**WHAT THE TASK REQUIRES:**
Please return every line below that contains the string "content".

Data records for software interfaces
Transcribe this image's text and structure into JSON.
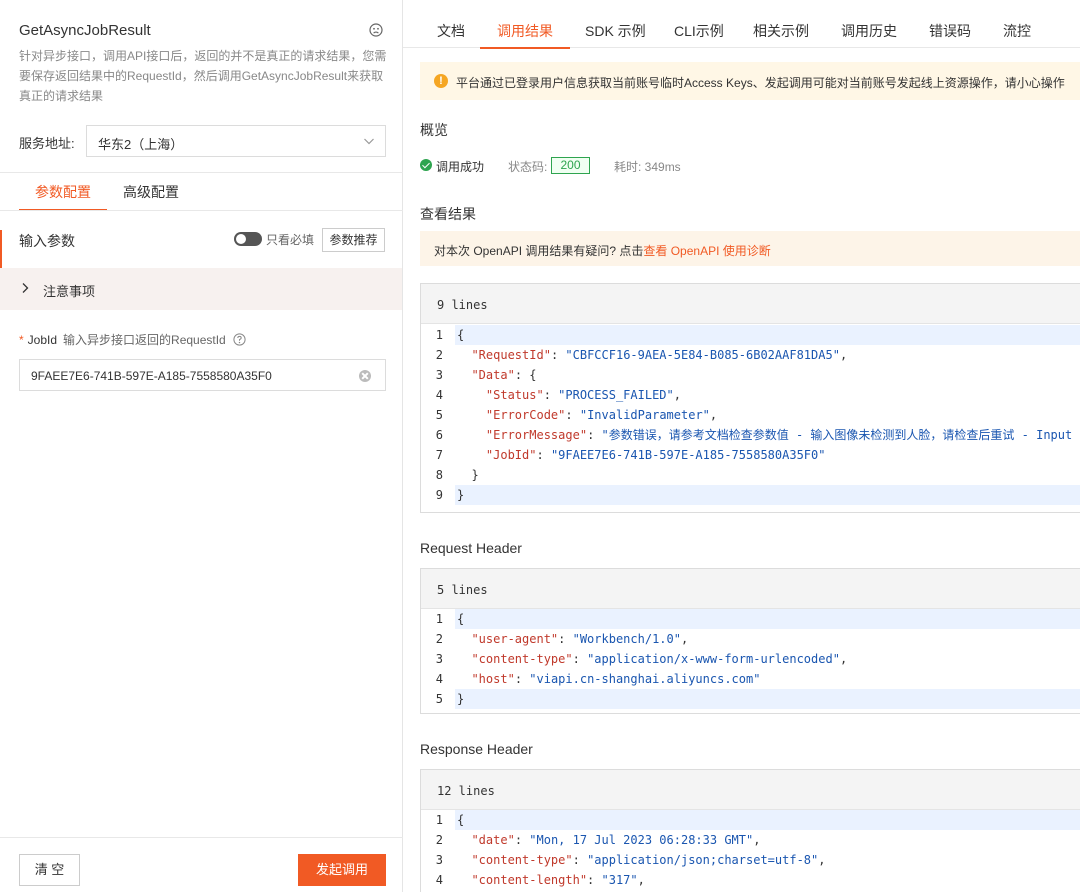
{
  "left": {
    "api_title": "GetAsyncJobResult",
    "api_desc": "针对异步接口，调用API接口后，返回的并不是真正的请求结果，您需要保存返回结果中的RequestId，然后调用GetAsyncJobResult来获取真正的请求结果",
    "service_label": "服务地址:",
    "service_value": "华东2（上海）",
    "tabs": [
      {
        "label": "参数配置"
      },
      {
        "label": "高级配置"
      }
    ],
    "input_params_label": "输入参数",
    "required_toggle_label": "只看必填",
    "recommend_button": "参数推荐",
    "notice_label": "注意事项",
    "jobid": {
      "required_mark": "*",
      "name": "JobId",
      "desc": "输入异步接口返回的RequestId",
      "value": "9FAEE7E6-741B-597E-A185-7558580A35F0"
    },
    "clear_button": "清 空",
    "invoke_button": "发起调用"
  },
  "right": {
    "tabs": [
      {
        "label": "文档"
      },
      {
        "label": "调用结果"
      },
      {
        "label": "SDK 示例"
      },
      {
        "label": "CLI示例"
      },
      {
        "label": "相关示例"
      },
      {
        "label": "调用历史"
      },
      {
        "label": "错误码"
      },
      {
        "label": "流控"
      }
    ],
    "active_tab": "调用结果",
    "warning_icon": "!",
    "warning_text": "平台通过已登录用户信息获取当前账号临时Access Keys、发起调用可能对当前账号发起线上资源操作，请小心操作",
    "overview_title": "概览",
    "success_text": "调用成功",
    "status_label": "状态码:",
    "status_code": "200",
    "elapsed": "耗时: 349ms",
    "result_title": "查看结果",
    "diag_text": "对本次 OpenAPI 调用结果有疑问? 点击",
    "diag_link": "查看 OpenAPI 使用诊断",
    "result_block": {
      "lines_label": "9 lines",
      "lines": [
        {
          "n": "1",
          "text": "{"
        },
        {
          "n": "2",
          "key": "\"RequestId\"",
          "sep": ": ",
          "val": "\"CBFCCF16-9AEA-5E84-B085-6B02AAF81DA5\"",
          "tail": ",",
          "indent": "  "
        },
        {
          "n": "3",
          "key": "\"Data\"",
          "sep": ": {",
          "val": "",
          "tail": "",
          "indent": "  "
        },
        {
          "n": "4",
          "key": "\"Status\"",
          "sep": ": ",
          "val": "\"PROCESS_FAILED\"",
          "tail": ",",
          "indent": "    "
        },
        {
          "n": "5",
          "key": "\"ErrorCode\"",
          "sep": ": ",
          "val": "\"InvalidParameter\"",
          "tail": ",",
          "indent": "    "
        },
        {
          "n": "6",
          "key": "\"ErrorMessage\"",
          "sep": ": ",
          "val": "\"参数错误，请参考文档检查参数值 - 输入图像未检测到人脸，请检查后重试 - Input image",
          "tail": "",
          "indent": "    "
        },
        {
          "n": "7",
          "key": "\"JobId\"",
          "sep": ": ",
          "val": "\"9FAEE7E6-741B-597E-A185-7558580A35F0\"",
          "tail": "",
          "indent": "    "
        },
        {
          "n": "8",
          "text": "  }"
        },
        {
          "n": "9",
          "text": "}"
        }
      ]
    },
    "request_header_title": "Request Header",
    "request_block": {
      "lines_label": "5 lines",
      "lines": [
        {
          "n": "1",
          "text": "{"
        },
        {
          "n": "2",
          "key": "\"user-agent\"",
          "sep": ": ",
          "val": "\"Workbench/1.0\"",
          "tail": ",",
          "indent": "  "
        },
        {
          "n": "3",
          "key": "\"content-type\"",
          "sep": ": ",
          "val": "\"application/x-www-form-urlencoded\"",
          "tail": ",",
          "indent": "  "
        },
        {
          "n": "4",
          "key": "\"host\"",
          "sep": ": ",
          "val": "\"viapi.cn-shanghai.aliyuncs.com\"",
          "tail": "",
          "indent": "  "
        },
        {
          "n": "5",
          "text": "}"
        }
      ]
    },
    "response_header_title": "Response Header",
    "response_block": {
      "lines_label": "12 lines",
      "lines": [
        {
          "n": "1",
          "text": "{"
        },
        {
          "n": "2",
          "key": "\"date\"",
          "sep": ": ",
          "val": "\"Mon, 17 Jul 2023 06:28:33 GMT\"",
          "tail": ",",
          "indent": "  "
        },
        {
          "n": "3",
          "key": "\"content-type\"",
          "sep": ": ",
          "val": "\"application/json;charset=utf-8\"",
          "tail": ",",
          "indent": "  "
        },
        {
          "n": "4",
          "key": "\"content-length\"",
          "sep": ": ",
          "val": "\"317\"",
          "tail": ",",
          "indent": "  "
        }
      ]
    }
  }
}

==

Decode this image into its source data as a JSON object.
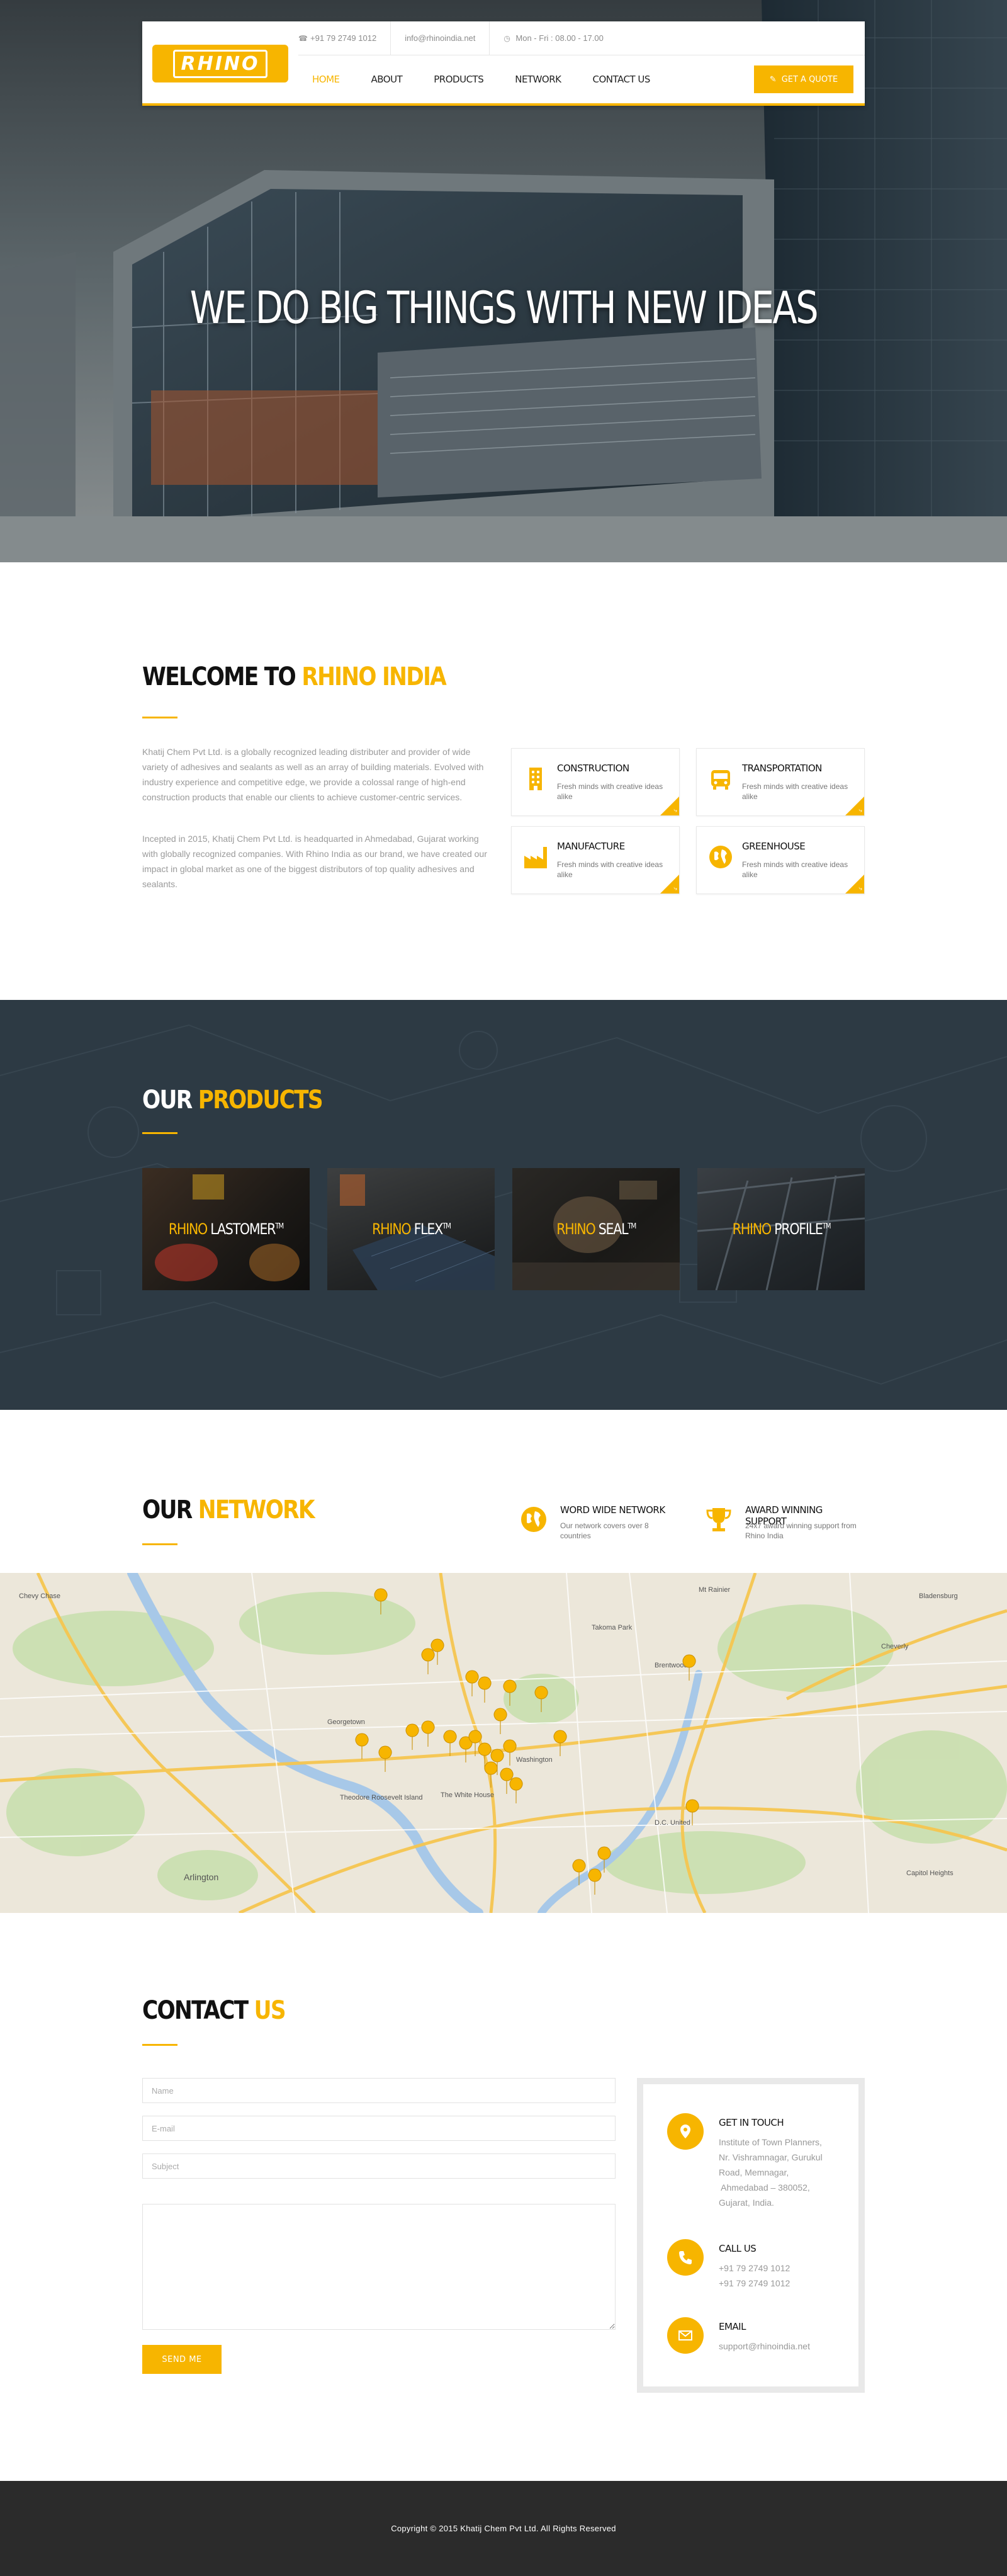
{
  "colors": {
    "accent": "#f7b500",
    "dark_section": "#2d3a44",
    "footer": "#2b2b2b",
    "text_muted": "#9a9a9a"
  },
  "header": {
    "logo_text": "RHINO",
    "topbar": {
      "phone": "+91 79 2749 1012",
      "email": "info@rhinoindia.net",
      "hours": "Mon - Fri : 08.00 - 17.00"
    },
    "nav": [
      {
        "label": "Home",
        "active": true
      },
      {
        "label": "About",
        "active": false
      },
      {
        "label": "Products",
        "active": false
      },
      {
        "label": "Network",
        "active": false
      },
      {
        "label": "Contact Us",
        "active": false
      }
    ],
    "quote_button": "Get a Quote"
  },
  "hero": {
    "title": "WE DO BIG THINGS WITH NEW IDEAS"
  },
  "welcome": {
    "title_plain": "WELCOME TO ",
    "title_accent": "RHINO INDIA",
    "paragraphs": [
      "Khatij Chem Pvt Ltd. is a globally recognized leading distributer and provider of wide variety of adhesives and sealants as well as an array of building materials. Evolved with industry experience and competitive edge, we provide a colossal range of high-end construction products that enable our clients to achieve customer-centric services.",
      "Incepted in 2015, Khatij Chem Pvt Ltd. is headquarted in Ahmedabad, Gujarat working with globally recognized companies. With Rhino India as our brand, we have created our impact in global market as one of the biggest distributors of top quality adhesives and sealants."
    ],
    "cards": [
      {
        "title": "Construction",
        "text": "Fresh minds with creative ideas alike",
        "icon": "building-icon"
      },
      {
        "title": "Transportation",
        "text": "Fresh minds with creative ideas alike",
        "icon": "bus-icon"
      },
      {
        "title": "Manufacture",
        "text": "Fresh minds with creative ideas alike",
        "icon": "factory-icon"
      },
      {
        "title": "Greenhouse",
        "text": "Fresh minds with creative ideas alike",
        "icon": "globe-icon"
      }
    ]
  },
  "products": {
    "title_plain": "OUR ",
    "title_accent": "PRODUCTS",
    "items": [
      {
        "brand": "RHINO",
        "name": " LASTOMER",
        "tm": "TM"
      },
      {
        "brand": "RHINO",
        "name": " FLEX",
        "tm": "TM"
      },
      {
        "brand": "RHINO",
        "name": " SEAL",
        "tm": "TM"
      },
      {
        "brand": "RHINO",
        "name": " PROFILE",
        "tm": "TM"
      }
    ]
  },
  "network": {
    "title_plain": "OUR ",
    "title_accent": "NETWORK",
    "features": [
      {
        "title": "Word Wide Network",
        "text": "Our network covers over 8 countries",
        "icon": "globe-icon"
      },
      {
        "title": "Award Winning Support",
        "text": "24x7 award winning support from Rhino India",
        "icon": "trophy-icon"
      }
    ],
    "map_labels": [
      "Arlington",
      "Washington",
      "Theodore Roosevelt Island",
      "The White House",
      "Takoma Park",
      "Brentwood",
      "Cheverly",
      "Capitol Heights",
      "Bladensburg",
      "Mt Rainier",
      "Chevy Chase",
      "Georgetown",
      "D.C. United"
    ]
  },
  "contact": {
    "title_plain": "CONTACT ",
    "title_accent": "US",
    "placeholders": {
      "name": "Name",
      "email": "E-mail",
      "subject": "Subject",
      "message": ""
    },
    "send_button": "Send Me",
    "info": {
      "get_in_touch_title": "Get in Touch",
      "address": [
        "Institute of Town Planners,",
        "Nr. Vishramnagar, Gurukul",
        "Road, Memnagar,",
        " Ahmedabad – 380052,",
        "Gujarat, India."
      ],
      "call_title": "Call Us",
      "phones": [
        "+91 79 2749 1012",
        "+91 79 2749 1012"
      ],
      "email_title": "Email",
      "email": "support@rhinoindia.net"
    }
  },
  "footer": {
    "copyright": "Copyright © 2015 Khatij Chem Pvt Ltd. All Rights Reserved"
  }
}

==

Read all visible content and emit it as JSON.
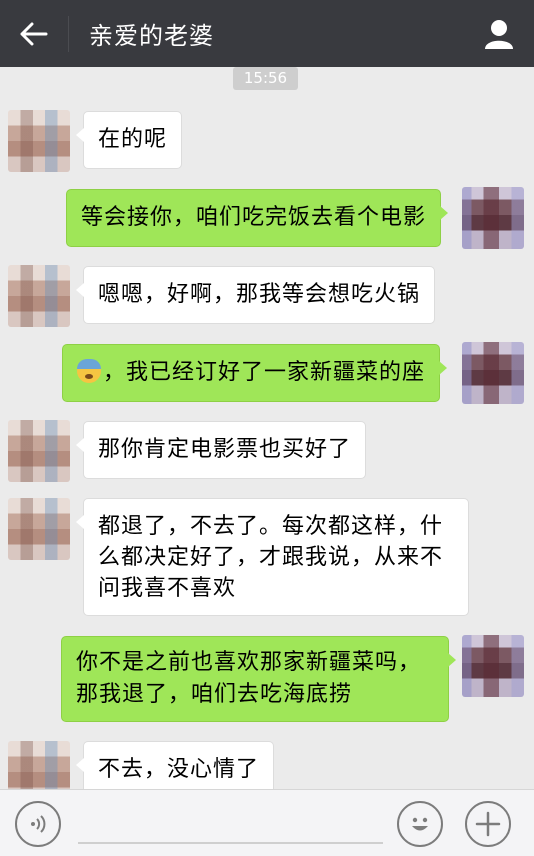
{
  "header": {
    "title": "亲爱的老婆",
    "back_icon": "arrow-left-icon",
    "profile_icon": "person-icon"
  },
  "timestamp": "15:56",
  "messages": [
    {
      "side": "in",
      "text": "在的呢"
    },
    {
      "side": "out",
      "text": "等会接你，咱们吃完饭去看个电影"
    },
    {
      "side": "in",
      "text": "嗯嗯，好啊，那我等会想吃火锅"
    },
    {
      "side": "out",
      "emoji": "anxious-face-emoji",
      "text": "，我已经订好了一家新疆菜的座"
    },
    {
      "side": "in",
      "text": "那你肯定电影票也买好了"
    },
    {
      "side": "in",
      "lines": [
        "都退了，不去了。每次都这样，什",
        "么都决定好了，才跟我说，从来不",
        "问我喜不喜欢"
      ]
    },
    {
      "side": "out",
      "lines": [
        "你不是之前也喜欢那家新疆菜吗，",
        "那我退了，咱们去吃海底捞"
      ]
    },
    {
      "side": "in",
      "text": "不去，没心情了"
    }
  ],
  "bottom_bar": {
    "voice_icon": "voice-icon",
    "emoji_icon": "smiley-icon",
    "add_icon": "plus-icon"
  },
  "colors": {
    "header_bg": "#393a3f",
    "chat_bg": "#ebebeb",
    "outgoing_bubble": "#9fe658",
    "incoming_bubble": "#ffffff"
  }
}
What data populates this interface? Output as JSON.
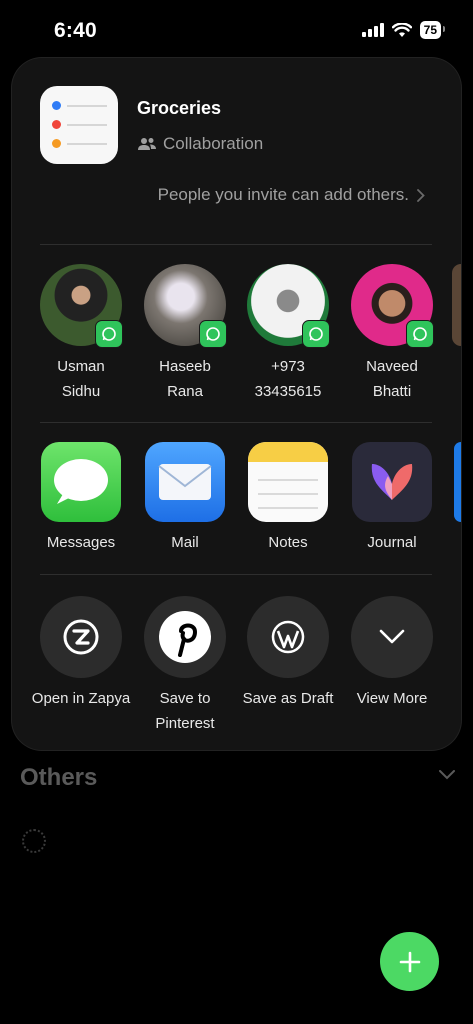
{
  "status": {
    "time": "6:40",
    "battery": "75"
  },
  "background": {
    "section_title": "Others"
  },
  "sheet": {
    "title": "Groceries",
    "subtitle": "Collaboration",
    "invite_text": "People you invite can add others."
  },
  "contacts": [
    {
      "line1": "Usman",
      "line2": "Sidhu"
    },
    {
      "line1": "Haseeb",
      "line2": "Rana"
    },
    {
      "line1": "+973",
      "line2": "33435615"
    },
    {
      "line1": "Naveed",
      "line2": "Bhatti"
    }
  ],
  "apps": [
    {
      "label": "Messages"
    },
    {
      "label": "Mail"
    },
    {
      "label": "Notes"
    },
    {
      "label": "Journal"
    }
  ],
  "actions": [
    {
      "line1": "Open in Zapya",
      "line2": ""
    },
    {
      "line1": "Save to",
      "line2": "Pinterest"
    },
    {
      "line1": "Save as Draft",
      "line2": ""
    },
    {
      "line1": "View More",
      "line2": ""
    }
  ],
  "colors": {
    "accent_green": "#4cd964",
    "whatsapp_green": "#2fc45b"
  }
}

**EXERCISE ANSWER:**
          "key": "\"content-type\"",
          "key": "\"content-type\"",
          "key": "\"content-length\"",
Read all visible content and emit it as JSON.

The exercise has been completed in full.